[WHAT THE EXERCISE ASKS] Starting with the line that contains "Decode this image" and ending with the final line of the data below, print those lines exactly and nothing else.

Source records:
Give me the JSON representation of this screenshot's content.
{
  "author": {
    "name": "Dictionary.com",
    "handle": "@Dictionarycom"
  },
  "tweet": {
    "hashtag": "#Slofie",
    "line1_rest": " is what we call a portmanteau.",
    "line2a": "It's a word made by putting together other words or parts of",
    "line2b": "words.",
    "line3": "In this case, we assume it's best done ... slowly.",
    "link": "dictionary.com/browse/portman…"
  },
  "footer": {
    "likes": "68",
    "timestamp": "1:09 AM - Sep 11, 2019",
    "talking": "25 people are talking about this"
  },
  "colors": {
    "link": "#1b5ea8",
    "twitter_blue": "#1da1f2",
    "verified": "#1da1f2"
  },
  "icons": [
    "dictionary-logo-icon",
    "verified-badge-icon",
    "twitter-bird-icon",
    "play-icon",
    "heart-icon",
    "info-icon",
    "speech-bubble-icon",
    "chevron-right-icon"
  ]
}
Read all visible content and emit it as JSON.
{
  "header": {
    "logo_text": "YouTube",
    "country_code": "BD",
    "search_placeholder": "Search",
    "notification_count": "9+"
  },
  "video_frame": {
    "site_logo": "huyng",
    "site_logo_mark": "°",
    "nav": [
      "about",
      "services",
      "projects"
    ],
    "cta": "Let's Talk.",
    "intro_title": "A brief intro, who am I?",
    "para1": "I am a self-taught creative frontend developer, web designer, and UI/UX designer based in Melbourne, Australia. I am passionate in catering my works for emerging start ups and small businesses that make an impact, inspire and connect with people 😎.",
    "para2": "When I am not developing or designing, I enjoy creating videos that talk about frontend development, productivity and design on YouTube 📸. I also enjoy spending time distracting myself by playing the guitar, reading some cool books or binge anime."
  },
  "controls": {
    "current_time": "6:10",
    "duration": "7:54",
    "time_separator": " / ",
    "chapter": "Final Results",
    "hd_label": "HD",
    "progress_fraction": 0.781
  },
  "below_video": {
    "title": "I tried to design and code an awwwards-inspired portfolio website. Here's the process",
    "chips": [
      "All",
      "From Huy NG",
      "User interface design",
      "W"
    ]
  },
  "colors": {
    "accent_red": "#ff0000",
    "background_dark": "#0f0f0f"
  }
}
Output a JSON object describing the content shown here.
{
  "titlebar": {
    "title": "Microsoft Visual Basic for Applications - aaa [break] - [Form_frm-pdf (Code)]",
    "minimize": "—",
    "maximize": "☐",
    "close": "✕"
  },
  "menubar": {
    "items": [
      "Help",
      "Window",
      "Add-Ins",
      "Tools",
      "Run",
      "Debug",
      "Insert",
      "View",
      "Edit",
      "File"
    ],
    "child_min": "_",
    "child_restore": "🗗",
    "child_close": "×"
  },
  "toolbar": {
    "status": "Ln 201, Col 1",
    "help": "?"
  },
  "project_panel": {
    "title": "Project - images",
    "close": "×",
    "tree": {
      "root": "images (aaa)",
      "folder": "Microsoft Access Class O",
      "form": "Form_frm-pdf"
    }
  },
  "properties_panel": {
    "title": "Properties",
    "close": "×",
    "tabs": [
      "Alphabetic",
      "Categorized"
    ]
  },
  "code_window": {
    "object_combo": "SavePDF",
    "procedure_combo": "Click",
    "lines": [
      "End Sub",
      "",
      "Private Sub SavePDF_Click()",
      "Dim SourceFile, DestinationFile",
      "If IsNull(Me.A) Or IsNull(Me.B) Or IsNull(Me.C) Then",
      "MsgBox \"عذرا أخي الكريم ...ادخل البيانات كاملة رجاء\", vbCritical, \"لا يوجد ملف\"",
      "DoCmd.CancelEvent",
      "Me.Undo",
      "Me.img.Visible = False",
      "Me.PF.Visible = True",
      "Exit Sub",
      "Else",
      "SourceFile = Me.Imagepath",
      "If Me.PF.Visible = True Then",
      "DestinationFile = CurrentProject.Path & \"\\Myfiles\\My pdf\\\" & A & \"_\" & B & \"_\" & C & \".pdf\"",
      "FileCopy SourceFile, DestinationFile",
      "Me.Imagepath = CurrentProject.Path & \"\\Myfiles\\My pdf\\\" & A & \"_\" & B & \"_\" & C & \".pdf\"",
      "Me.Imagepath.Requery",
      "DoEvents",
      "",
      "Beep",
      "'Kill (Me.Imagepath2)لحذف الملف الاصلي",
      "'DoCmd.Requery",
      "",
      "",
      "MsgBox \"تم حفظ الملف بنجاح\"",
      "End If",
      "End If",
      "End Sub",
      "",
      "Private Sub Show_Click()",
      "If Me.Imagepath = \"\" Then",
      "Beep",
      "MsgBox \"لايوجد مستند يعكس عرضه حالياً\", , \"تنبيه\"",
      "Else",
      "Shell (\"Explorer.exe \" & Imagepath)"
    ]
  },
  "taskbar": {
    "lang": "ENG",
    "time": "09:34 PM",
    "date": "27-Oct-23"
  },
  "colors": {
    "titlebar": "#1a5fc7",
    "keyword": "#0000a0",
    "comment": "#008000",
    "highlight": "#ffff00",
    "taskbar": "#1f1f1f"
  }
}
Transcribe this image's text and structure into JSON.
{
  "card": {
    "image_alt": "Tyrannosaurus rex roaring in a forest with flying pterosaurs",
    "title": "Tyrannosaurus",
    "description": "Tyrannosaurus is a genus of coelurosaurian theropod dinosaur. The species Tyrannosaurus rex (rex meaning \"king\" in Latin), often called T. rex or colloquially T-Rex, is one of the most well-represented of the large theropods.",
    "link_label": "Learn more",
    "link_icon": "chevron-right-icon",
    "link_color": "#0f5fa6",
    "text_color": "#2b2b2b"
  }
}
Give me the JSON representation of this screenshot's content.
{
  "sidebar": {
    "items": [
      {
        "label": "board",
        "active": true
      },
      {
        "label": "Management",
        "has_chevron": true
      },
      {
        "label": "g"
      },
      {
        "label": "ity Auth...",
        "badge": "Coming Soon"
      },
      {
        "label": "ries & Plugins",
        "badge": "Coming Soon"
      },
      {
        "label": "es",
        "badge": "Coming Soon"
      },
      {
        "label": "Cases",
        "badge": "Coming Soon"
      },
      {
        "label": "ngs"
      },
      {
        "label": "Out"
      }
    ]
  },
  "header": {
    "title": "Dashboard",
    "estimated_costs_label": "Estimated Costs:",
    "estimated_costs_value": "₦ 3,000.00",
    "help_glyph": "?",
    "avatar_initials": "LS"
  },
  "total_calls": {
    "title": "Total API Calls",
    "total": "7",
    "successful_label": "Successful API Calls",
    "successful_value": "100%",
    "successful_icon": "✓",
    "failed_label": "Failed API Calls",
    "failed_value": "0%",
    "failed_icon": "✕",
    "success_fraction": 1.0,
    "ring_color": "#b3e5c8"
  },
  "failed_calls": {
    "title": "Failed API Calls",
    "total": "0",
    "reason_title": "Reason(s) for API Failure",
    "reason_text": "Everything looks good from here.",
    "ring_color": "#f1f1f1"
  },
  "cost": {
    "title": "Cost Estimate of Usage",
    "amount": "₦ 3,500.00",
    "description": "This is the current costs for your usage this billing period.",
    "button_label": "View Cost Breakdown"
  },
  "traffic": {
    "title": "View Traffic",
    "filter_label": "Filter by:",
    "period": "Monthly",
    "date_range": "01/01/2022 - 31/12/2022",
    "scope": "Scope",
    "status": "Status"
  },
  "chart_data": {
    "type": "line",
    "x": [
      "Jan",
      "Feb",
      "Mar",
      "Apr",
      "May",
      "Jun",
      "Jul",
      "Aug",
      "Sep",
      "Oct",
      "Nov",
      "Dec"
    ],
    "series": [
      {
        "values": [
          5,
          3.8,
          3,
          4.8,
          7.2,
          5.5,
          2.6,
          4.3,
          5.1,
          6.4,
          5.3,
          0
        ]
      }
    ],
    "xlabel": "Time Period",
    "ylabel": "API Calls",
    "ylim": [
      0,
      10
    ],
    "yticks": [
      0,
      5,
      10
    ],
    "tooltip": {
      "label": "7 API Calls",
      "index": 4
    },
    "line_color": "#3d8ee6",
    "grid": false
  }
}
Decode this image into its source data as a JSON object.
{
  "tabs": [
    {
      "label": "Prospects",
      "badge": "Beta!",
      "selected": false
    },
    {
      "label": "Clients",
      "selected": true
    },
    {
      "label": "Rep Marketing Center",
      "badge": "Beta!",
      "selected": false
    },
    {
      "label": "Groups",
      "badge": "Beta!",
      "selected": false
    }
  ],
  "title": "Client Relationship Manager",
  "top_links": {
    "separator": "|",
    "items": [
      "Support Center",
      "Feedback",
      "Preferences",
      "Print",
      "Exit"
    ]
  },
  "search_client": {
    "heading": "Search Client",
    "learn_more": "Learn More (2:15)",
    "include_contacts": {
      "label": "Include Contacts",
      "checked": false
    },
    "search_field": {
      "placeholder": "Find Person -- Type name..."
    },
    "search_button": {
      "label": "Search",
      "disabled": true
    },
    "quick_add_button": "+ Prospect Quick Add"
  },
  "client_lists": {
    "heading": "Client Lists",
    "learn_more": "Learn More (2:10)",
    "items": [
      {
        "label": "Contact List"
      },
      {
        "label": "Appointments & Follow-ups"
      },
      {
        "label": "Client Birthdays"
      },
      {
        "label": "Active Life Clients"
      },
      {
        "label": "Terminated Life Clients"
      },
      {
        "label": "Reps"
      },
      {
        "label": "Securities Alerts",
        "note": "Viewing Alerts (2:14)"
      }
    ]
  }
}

[RESPONSE TO THE TASK]
Decode this image into its source data as a JSON object.
{
  "tabs": [
    {
      "label": "Prospects",
      "badge": "Beta!",
      "selected": false
    },
    {
      "label": "Clients",
      "selected": true
    },
    {
      "label": "Rep Marketing Center",
      "badge": "Beta!",
      "selected": false
    },
    {
      "label": "Groups",
      "badge": "Beta!",
      "selected": false
    }
  ],
  "title": "Client Relationship Manager",
  "top_links": {
    "separator": "|",
    "items": [
      "Support Center",
      "Feedback",
      "Preferences",
      "Print",
      "Exit"
    ]
  },
  "search_client": {
    "heading": "Search Client",
    "learn_more": "Learn More (2:15)",
    "include_contacts": {
      "label": "Include Contacts",
      "checked": false
    },
    "search_field": {
      "placeholder": "Find Person -- Type name..."
    },
    "search_button": {
      "label": "Search",
      "disabled": true
    },
    "quick_add_button": "+ Prospect Quick Add"
  },
  "client_lists": {
    "heading": "Client Lists",
    "learn_more": "Learn More (2:10)",
    "items": [
      {
        "label": "Contact List"
      },
      {
        "label": "Appointments & Follow-ups"
      },
      {
        "label": "Client Birthdays"
      },
      {
        "label": "Active Life Clients"
      },
      {
        "label": "Terminated Life Clients"
      },
      {
        "label": "Reps"
      },
      {
        "label": "Securities Alerts",
        "note": "Viewing Alerts (2:14)"
      }
    ]
  }
}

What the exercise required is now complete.